Researchers at ESET have discovered a new malicious campaign where threat actors are advertising sites that distribute data-stealing malware. In this campaign, legitimate sites are Microsoft Store, Spotify, etc. Users are being lured into opening the websites and install the application to have the purpose served but installing the malware behind.
Distributing Ficker Malware Through Advertising
As stealing credentials can help fraudsters exploit more resources, they’re always in a state of crafting new plans to obtain them.

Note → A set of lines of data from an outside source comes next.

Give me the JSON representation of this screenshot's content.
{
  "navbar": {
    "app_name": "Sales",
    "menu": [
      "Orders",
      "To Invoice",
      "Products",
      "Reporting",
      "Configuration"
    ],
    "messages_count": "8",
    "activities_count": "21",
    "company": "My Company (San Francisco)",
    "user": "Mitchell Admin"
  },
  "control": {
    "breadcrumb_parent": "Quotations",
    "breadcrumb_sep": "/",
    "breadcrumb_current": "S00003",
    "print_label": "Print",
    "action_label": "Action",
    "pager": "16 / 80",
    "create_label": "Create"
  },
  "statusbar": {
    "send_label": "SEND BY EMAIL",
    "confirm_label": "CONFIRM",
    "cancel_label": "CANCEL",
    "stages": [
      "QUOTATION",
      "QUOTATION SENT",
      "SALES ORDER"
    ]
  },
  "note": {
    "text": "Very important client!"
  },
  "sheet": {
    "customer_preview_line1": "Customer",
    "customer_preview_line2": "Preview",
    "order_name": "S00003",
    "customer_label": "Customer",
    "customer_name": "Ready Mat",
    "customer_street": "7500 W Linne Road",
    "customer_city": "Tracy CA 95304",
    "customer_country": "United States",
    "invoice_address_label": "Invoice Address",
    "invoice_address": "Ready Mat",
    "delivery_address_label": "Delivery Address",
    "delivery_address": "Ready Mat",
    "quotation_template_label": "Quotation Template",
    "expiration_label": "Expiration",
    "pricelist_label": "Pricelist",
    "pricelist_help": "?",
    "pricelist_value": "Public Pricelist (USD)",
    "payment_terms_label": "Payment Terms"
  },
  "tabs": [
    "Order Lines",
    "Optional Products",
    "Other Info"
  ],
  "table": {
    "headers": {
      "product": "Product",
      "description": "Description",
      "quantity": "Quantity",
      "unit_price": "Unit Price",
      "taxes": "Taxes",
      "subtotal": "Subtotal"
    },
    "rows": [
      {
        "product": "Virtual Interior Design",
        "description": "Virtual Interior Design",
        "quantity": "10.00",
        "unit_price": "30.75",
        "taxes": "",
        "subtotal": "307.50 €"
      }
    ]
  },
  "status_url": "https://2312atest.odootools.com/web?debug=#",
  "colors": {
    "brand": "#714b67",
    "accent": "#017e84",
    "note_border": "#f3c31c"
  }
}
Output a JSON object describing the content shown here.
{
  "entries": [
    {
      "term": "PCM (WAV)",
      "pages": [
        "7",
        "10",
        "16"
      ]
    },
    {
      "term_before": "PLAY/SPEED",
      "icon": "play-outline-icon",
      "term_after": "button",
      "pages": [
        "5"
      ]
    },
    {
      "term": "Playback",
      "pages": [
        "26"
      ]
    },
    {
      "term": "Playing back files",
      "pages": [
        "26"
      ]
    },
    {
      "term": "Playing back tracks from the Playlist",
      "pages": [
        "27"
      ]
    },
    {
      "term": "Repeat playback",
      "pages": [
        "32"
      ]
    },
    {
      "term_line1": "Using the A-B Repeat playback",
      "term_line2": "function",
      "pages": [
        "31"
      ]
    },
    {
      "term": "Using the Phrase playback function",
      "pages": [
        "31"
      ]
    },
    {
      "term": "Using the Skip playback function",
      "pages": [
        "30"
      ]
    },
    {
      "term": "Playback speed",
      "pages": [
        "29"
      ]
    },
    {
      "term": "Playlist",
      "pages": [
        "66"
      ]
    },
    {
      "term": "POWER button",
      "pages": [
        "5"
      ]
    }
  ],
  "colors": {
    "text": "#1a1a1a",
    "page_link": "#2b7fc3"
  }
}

One such plan was discovered by ESET researchers, who warned about a campaign where the threat actors are advertising malware disguised as legitimate applications.
#BREAKING Beware of active infostealer campaign mimicking Microsoft Windows Store, Spotify and FreePdfConvert apps targeting countries in South America 🇵🇪🇨🇴🇦🇷. #ESETresearch @jiriatvirlab 1/3 pic.twitter.com/bizy5ie3GQ
— ESET research (@ESETresearch) April 19, 2021
One such example detailed by Jiri Kropac, ESET’s Head of Threat Detection Labs to BleepingComputer, is about a Chess application. Impersonating the x Chess 3, threat actors are advertising this online Chess application by various means. When unsuspecting clicks on the ad, they’ll be redirected to a fake Microsoft Store website hosted on Amazon’s AWS server.
If the user continues to download and run the application (executable), it turns out to be a Ficker (FickerStealer) malware capable of stealing sensitive data like credentials from the victim’s web browser and apps. Apart from the Chess application hosted on a fake Microsoft Store, other luring tactics impersonate Spotify and a document converter.
Researchers warned to be suspicious when interacting with such applications, as some (in the case of Spotify as above) don’t the user to manually download an application, but just visiting the website to get infected. Ficker is a data-stealing malware first seen circulating in Russian-speaking hacker forums, which the developer to buyers is renting out.
Apart from extracting the saved passwords from web browsers, Ficker can also steal over fifteen different types of cryptocurrency wallets, documents and even take screenshots of the current applications. These will be zipped in a file and transported back to the hacker’s C2.